An environment that blames the victim is part of the reason more than 95 percent of rapes go unreported. How can we, as a society, expect a victim to feel safe reporting a rape or assault if he or she is going to be blamed for it? It’s easy to say that reporting incidents to the police is easy, but nobody can ever put themselves in a victim’s shoes. We have no place to judge another victim’s response in these situations.
Furthermore, we need to abandon the view that rapes and other acts of sexual violence are isolated incidents and are confined only to women. Men also are vulnerable to sexual violence, as are people of different sexual orientations and ages. Rape has no confined demographic, and is not isolated to young women. Rape happens in friendships, relationships and marriages more than it does between strangers. Again, less than 5 percent are ever reported. If every assault were reported, sexual violence would hardly be considered “isolated.”

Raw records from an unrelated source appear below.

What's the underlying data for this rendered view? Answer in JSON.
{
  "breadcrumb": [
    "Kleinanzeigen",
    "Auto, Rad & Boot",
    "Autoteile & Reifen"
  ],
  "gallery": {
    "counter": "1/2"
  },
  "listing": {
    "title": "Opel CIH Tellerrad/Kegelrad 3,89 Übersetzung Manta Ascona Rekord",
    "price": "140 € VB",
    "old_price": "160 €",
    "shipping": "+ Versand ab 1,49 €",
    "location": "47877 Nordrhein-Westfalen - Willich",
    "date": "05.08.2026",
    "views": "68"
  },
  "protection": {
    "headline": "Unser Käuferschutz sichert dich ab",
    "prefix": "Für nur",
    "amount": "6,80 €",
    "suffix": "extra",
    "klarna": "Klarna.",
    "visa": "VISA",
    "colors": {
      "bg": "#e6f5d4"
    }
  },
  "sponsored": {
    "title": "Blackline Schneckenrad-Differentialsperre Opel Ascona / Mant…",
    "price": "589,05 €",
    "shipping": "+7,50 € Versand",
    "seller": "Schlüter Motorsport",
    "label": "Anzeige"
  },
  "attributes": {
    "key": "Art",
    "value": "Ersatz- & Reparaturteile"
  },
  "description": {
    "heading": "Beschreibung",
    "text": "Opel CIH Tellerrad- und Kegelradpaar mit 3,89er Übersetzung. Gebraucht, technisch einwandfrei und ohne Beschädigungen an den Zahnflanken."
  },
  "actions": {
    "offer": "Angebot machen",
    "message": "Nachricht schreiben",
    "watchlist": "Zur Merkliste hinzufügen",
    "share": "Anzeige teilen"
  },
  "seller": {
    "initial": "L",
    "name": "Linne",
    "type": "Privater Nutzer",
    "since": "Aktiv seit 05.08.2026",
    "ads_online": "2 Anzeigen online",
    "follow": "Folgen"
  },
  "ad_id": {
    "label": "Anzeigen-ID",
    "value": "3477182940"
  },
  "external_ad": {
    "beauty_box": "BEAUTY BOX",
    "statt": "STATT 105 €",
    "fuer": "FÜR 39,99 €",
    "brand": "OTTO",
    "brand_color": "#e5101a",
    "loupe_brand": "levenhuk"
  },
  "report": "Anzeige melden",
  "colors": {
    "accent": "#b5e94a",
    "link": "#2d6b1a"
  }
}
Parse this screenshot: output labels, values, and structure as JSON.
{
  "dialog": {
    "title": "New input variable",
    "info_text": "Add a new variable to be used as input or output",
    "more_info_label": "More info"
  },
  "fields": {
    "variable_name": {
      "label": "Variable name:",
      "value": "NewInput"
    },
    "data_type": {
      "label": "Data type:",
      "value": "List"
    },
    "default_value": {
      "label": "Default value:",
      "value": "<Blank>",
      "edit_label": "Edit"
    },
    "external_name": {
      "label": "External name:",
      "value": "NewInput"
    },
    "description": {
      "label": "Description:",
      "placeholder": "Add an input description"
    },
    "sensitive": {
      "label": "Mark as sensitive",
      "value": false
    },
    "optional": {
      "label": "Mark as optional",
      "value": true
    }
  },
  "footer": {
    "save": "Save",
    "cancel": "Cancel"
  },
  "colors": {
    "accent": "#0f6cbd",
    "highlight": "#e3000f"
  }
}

Thankfully, there are organizations at MU like RSVP, the Sexual Health Advocate Peer Program, or SHAPE, and Men Against Relationship and Sexual Violence, or MARS, that offer resources and help for the victims of sexual violence. The Green Dot campaign, which encourages individuals and organizations to be vigilant and proactive in preventing sexual violence in situations where it could arise, is another helpful effort to prevent assaults before they happen.
However, it seems almost sad that we have to have a campaign like Green Dot. Why should only a few people be responsible for preventing sexual violence? Shouldn’t we all be? Just like the response to the graffiti outside Hatch Hall reflected upon us as a campus and community, our response to acts of sexual violence does the same. It takes an event close to home, like the rape outside Laws Hall, to remind us of the basic values that we stand for not only as MU students, but also as members of a community.
Just as we have stood together against racism, it is time for us to stand together against sexual violence. As a community, we need to reach out to each other to create a safe environment for victims to come forward, feel safe and recover and also so justice can be served. Each of us may have a friend, relative or classmate who has been raped or sexually assaulted, and what kind of society are we to leave them behind? It is time for us to become involved, proactive and supportive, so one day sexual violence can be a thing of the past.